Energy: The Chumey mini-hydropower plant in Bumthang will generate 1.737MW or 0.237 megawatts more of electricity than what it used to, once the ongoing rehabilitation work is complete.

The mini-hydropower plant generated 1.5 megawatts or 1,500 kilowatts before it broke down in 2013, following a major mechanical fault due to dilapidation of crucial equipment like turbines and a flywheel.

The plant will now generate 1.737MW according to officials. It is also expected to generate 5.25M units from 2.9-3.1M units in the past.

Rehabilitation works are in full swing. Workers are already repairing the channel, fore bay tank and spill ways which require concreting. Officials said 38 percent of the work has been completed.

Chumey Bhutan Power Corporation (BPC) officials said they would be replacing all the turbines and other equipment.

Officials also said it was difficult to find spare parts for the old machines and they tended to break down just a month after being replaced. As a result, maintenance was becoming expensive.

Chumey BPC supervisor, Guru Tshering, said machines manufactured in Austria are going to be installed. “Of the three turbines, each turbine is expected to generate 579kw of electricity each,” he said.
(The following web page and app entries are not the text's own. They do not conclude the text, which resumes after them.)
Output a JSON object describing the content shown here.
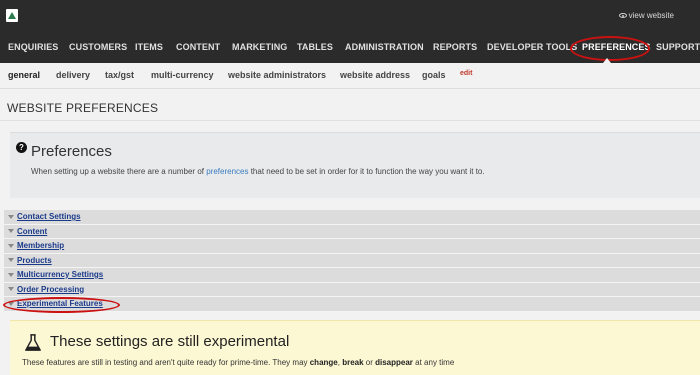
{
  "topbar": {
    "view_website": "view website"
  },
  "main_nav": [
    {
      "label": "ENQUIRIES"
    },
    {
      "label": "CUSTOMERS"
    },
    {
      "label": "ITEMS"
    },
    {
      "label": "CONTENT"
    },
    {
      "label": "MARKETING"
    },
    {
      "label": "TABLES"
    },
    {
      "label": "ADMINISTRATION"
    },
    {
      "label": "REPORTS"
    },
    {
      "label": "DEVELOPER TOOLS"
    },
    {
      "label": "PREFERENCES",
      "active": true
    },
    {
      "label": "SUPPORT"
    }
  ],
  "sub_nav": [
    {
      "label": "general",
      "active": true
    },
    {
      "label": "delivery"
    },
    {
      "label": "tax/gst"
    },
    {
      "label": "multi-currency"
    },
    {
      "label": "website administrators"
    },
    {
      "label": "website address"
    },
    {
      "label": "goals"
    }
  ],
  "sub_nav_edit": "edit",
  "page": {
    "title": "WEBSITE PREFERENCES"
  },
  "preferences_box": {
    "title": "Preferences",
    "desc_before": "When setting up a website there are a number of ",
    "desc_link": "preferences",
    "desc_after": " that need to be set in order for it to function the way you want it to."
  },
  "accordion": [
    {
      "label": "Contact Settings"
    },
    {
      "label": "Content"
    },
    {
      "label": "Membership"
    },
    {
      "label": "Products"
    },
    {
      "label": "Multicurrency Settings"
    },
    {
      "label": "Order Processing"
    },
    {
      "label": "Experimental Features"
    }
  ],
  "experimental": {
    "title": "These settings are still experimental",
    "desc_1": "These features are still in testing and aren't quite ready for prime-time. They may ",
    "word_change": "change",
    "sep_1": ", ",
    "word_break": "break",
    "sep_2": " or ",
    "word_disappear": "disappear",
    "desc_2": " at any time"
  },
  "colors": {
    "highlight_oval": "#cc1111",
    "topbar": "#2b2b2b",
    "accent_link": "#3b7bbf"
  }
}
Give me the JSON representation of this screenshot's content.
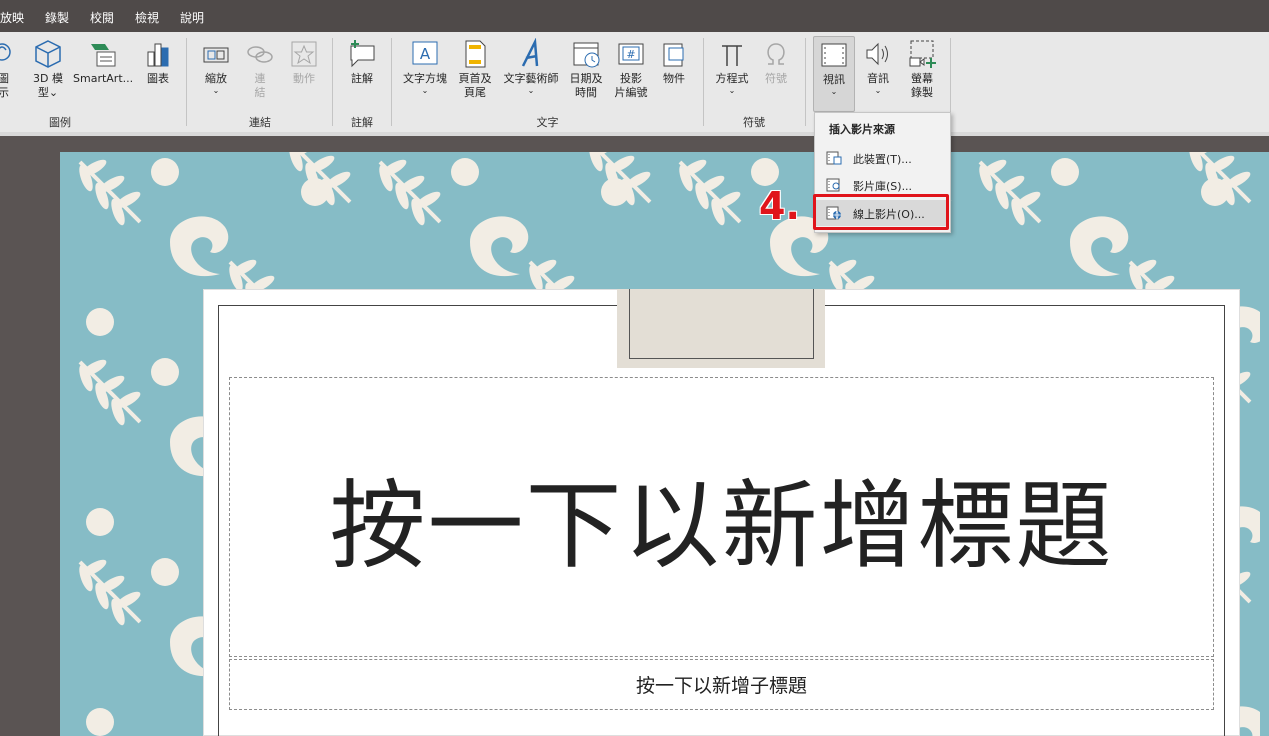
{
  "menubar": {
    "items": [
      "放映",
      "錄製",
      "校閱",
      "檢視",
      "說明"
    ]
  },
  "ribbon": {
    "groups": {
      "illustrations": "圖例",
      "links": "連結",
      "comments": "註解",
      "text": "文字",
      "symbols": "符號"
    },
    "buttons": {
      "icons_line1": "圖",
      "icons_line2": "示",
      "models_line1": "3D 模",
      "models_line2": "型",
      "smartart": "SmartArt...",
      "chart": "圖表",
      "zoom": "縮放",
      "link_line1": "連",
      "link_line2": "結",
      "action": "動作",
      "comment": "註解",
      "textbox": "文字方塊",
      "header_line1": "頁首及",
      "header_line2": "頁尾",
      "wordart": "文字藝術師",
      "datetime_line1": "日期及",
      "datetime_line2": "時間",
      "slidenum_line1": "投影",
      "slidenum_line2": "片編號",
      "object": "物件",
      "equation": "方程式",
      "symbol": "符號",
      "video": "視訊",
      "audio": "音訊",
      "screenrec_line1": "螢幕",
      "screenrec_line2": "錄製"
    }
  },
  "dropdown": {
    "header": "插入影片來源",
    "items": [
      {
        "label": "此裝置(T)..."
      },
      {
        "label": "影片庫(S)..."
      },
      {
        "label": "線上影片(O)..."
      }
    ]
  },
  "annotation": {
    "step": "4."
  },
  "slide": {
    "title": "按一下以新增標題",
    "subtitle": "按一下以新增子標題"
  },
  "colors": {
    "slide_background": "#86bcc6",
    "pattern": "#f2ede4",
    "highlight": "#e0141b",
    "ribbon": "#e8e8e8",
    "menubar": "#4f4a49"
  }
}
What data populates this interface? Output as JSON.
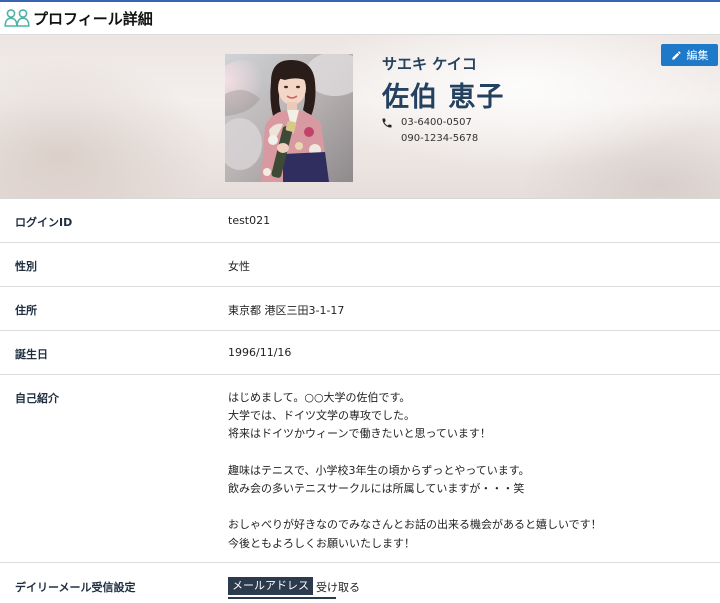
{
  "header": {
    "title": "プロフィール詳細",
    "icon": "users-icon",
    "accent": "#3a63b5"
  },
  "profile": {
    "kana": "サエキ ケイコ",
    "name": "佐伯 恵子",
    "phones": [
      "03-6400-0507",
      "090-1234-5678"
    ],
    "edit_label": "編集",
    "edit_color": "#1e79c8"
  },
  "fields": {
    "login": {
      "label": "ログインID",
      "value": "test021"
    },
    "gender": {
      "label": "性別",
      "value": "女性"
    },
    "address": {
      "label": "住所",
      "value": "東京都 港区三田3-1-17"
    },
    "birthday": {
      "label": "誕生日",
      "value": "1996/11/16"
    },
    "intro": {
      "label": "自己紹介",
      "lines": [
        "はじめまして。○○大学の佐伯です。",
        "大学では、ドイツ文学の専攻でした。",
        "将来はドイツかウィーンで働きたいと思っています！",
        "",
        "趣味はテニスで、小学校3年生の頃からずっとやっています。",
        "飲み会の多いテニスサークルには所属していますが・・・笑",
        "",
        "おしゃべりが好きなのでみなさんとお話の出来る機会があると嬉しいです！",
        "今後ともよろしくお願いいたします！"
      ]
    },
    "mail": {
      "label": "デイリーメール受信設定",
      "tag": "メールアドレス",
      "value": "受け取る"
    }
  }
}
An Austrian company, Erhard Automation was awarded the USD 2.43M contract. BPC is funding the project. The project should be completed by January 2018.

Also known as the Gyetsa mini-hydro project, it was constructed in 1988 to supply power to central Bhutan, particularly Bumthang. Certain parts of Trongsa also received power from the mini-hydro plant until recent years.

“Save for the control panels, the rest of the operational machines, like turbines and flywheel, are shut now,” Guru Tshering said.

The control panels are still used to transfer incoming power from grids in substations. While two of the three turbines stopped functioning from 2012, the last one stopped in October 2013.

In an earlier interview, BPC’s senior manager in Bumthang, Gyeltshen had also said that the age of the machines, and wear and tear forced the project to shut down completely. He also said that the escalating maintenance costs incurred in the process of repair also contributed to its closure.

“Once the project is commissioned, it’ll be a crucial back up service for Bumthang during power breakdowns,” Guru Tshering said, adding that the project would also be a source of revenue generation for BPC Bumthang.

Nima Wangdi | Chumey